We were skeptical of ESPN’s move to a two-man “Monday Night Football” booth for two reasons: The spirited, needling exchanges between Jon Gruden and Ron Jaworski made for good television, and Gruden uttered several head-scratching remarks last season.
The good news: Gruden has been solid so far, offering sharp, concise analysis alongside Mike Tirico. But he’s still not quite as good as he seems capable of.
Gruden does his best work analyzing individual matchups, key blocks, missed blocks, and strategy. He quickly noted that Atlanta defensive coordinator Mike Nolan was causing confusion in Denver’s blocking schemes by disguising coverages and playing so many players close to the line of scrimmage.
Often wrong when he predicted play calls last season, Gruden has done that more selectively this year (he was correct when he did it once during the Broncos-Falcons game) and instead has sometimes merely suggested calls instead.
Gruden is still a bit too effusive with praise and annoyingly leans on crutch clichés (“This guy is a football player!”). But he has criticized when appropriate, including questioning the Ravens for throwing while leading 41-13 against the Bengals.
Every spring, Gruden’s charisma helps make his quarterback specials compelling pre-draft programming. The question is whether he can display more of that personality on game telecasts, as John Madden did for many years.
One of a few reasons ESPN removed Jaworski from “MNF” is that network research showed that a lot of people thought their voices sounded similar and couldn’t tell who was speaking.
• On CBS’ pregame show, we miss the professorial approach of Charley Casserly, an ace at dissecting film. But new CBS information man Jason La Canfora, formerly of NFL Network, has served up decent information, including the government’s investigation into the Saints’ alleged misuse of Vicodin.

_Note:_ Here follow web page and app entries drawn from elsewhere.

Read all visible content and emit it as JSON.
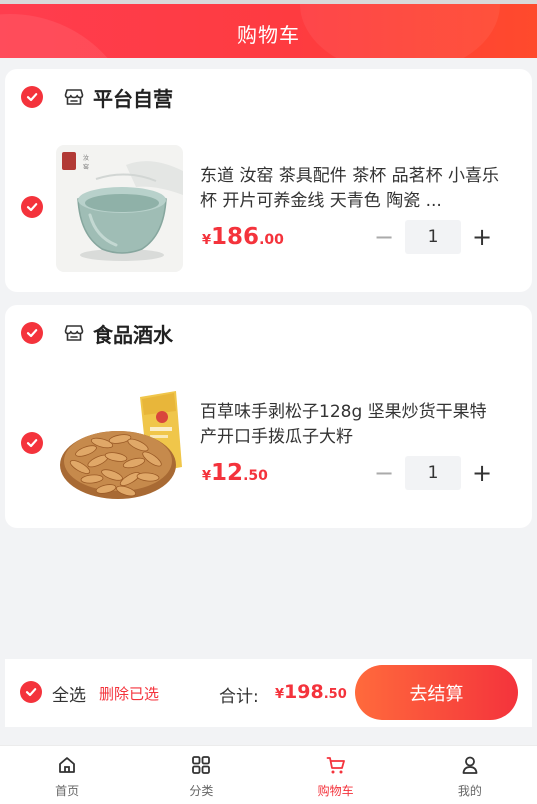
{
  "header": {
    "title": "购物车"
  },
  "colors": {
    "accent": "#f4333c",
    "header_start": "#ff3d4e",
    "header_end": "#ff4a2c"
  },
  "shops": [
    {
      "name": "平台自营",
      "checked": true,
      "item": {
        "checked": true,
        "title": "东道 汝窑 茶具配件 茶杯 品茗杯 小喜乐杯 开片可养金线 天青色 陶瓷 ...",
        "price": {
          "currency": "¥",
          "int": "186",
          "dec": ".00"
        },
        "quantity": "1",
        "minus": "−",
        "plus": "+"
      }
    },
    {
      "name": "食品酒水",
      "checked": true,
      "item": {
        "checked": true,
        "title": "百草味手剥松子128g 坚果炒货干果特产开口手拨瓜子大籽",
        "price": {
          "currency": "¥",
          "int": "12",
          "dec": ".50"
        },
        "quantity": "1",
        "minus": "−",
        "plus": "+"
      }
    }
  ],
  "checkout": {
    "select_all": "全选",
    "delete_selected": "删除已选",
    "total_label": "合计:",
    "total": {
      "currency": "¥",
      "int": "198",
      "dec": ".50"
    },
    "button": "去结算"
  },
  "tabbar": [
    {
      "label": "首页",
      "icon": "home-icon",
      "active": false
    },
    {
      "label": "分类",
      "icon": "grid-icon",
      "active": false
    },
    {
      "label": "购物车",
      "icon": "cart-icon",
      "active": true
    },
    {
      "label": "我的",
      "icon": "user-icon",
      "active": false
    }
  ]
}
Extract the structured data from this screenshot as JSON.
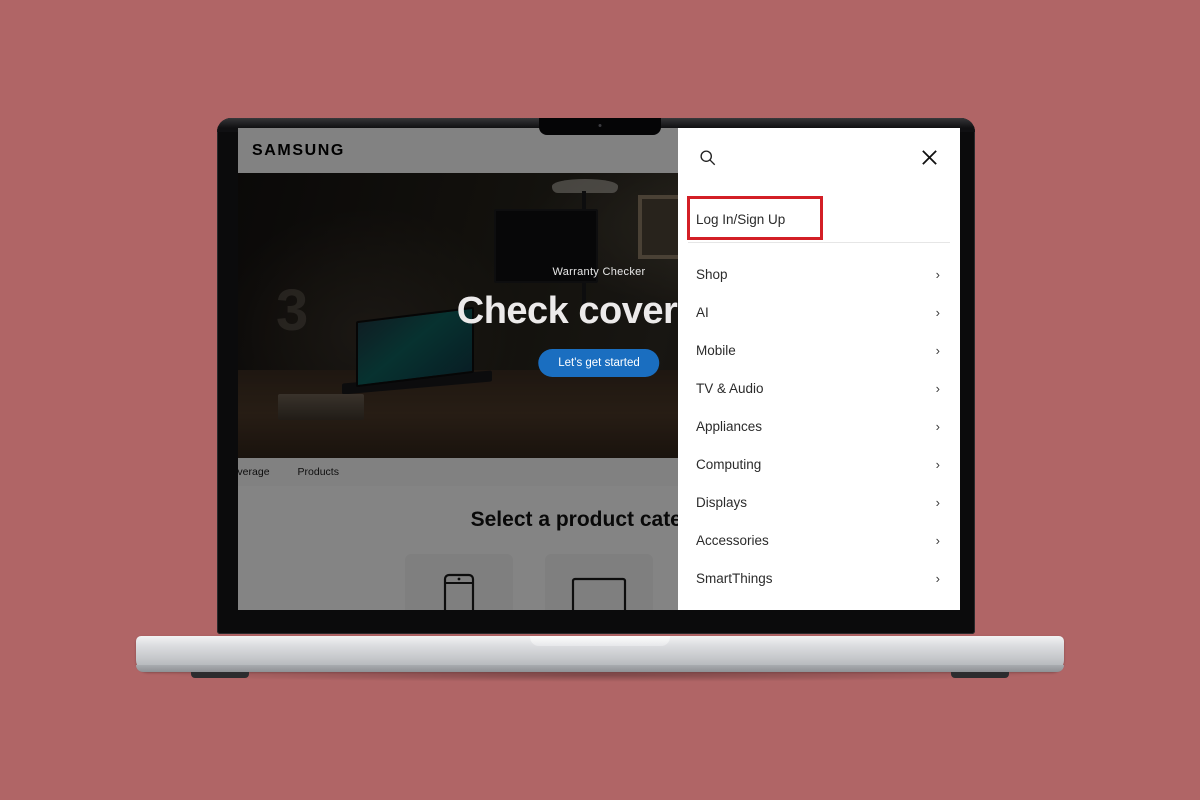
{
  "background_color": "#b06566",
  "device": {
    "type": "laptop-mockup",
    "notch": true
  },
  "site": {
    "brand": "SAMSUNG",
    "hero": {
      "eyebrow": "Warranty Checker",
      "title": "Check coverage",
      "cta_label": "Let's get started"
    },
    "subnav": {
      "items": [
        "Coverage",
        "Products"
      ]
    },
    "chooser": {
      "title": "Select a product category",
      "cards": [
        {
          "icon": "phone-icon",
          "label": ""
        },
        {
          "icon": "tv-icon",
          "label": ""
        },
        {
          "icon": "refrigerator-icon",
          "label": ""
        }
      ]
    }
  },
  "menu_panel": {
    "search_icon": "search-icon",
    "close_icon": "close-icon",
    "auth_label": "Log In/Sign Up",
    "highlight_color": "#d31f26",
    "items": [
      {
        "label": "Shop",
        "chevron": "›"
      },
      {
        "label": "AI",
        "chevron": "›"
      },
      {
        "label": "Mobile",
        "chevron": "›"
      },
      {
        "label": "TV & Audio",
        "chevron": "›"
      },
      {
        "label": "Appliances",
        "chevron": "›"
      },
      {
        "label": "Computing",
        "chevron": "›"
      },
      {
        "label": "Displays",
        "chevron": "›"
      },
      {
        "label": "Accessories",
        "chevron": "›"
      },
      {
        "label": "SmartThings",
        "chevron": "›"
      }
    ]
  }
}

• Good Week Three stat by CBS’ Rich Gannon, noting that since 2000, kickers make 80 percent of field goals in overtime and the last two minutes of the fourth quarter after the opposing coach called a timeout to ice him. It’s 77 percent otherwise.
• Week Three unfortunate timing awards: 1) Fox’s Troy Aikman remarking about the Cowboys’ defense: “How much better are they, really?” On the next play, Dallas made its first interception of the season. 2) Gannon noting what a good job Ryan Tannehill had done protecting the football the previous six quarters. On the next play, the Jets intercepted him and returned it for a touchdown.
• ESPN’s Steve Young made the best point about the officials’ lockout, noting that it won’t matter to the league as long as the NFL’s popularity and profits aren’t affected. And they haven’t been, despite issues with the replacements. NBC’s Tony Dungy made the second-best point, noting the calls most often being missed in Weeks One and Two were illegal contact with receivers.
• Say what? Aikman noted that Tony Romo “studies other quarterbacks like Tom Brady to try to get better” and sometimes Dallas coaches are dismayed by that. Why would that bother Cowboys coaches? Aikman should have explained.
• Nifty technology by CBS demonstrated that Peyton Manning’s 12-yard outs are traveling 47 miles per hour — down from 51 in 2010.
• Fox’s Michael Strahan, trying to juggle his NFL job with his five-days-a-week gig as Kelly Ripa’s co-host on “Live!,” continues to offer little. Asked if the Steelers would lose to the Jets, he responded only with “Anything’s possible.” Thanks for nothing.
Barry Jackson covers sports media for the Miami Herald and Pro Football Weekly.